Records from a collection
»»

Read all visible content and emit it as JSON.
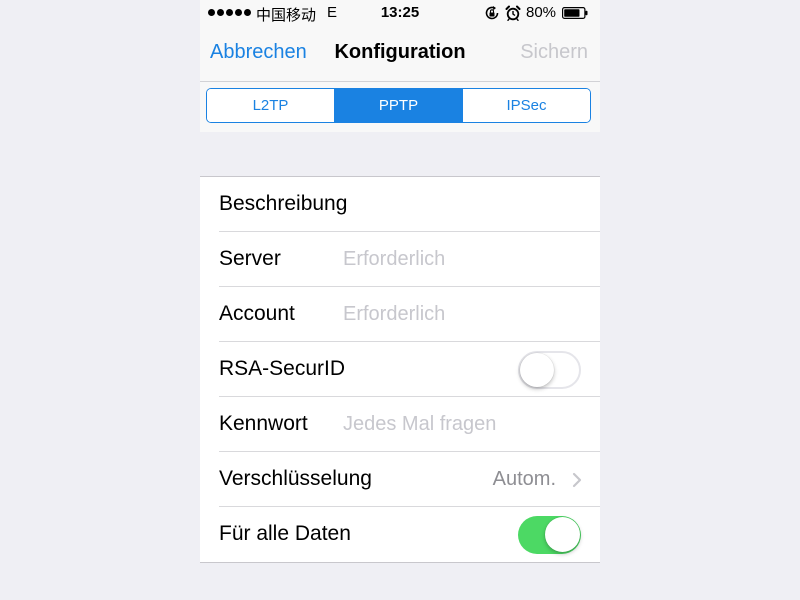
{
  "status_bar": {
    "carrier": "中国移动",
    "network": "E",
    "time": "13:25",
    "battery_percent": "80%",
    "battery_level": 0.8,
    "icons": [
      "signal-dots-icon",
      "rotation-lock-icon",
      "alarm-icon",
      "battery-icon"
    ]
  },
  "nav": {
    "cancel_label": "Abbrechen",
    "title": "Konfiguration",
    "save_label": "Sichern"
  },
  "segments": {
    "items": [
      "L2TP",
      "PPTP",
      "IPSec"
    ],
    "selected": "PPTP"
  },
  "form": {
    "description": {
      "label": "Beschreibung",
      "value": "",
      "placeholder": ""
    },
    "server": {
      "label": "Server",
      "value": "",
      "placeholder": "Erforderlich"
    },
    "account": {
      "label": "Account",
      "value": "",
      "placeholder": "Erforderlich"
    },
    "rsa": {
      "label": "RSA-SecurID",
      "enabled": false
    },
    "password": {
      "label": "Kennwort",
      "value": "",
      "placeholder": "Jedes Mal fragen"
    },
    "encryption": {
      "label": "Verschlüsselung",
      "value": "Autom."
    },
    "send_all": {
      "label": "Für alle Daten",
      "enabled": true
    }
  },
  "colors": {
    "accent": "#1a82e2",
    "toggle_on": "#4cd964",
    "disabled_text": "#c7c7cc",
    "background": "#efeff4"
  }
}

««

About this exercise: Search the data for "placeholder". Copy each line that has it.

Completed exercise:
      "placeholder": ""
      "placeholder": "Erforderlich"
      "placeholder": "Erforderlich"
      "placeholder": "Jedes Mal fragen"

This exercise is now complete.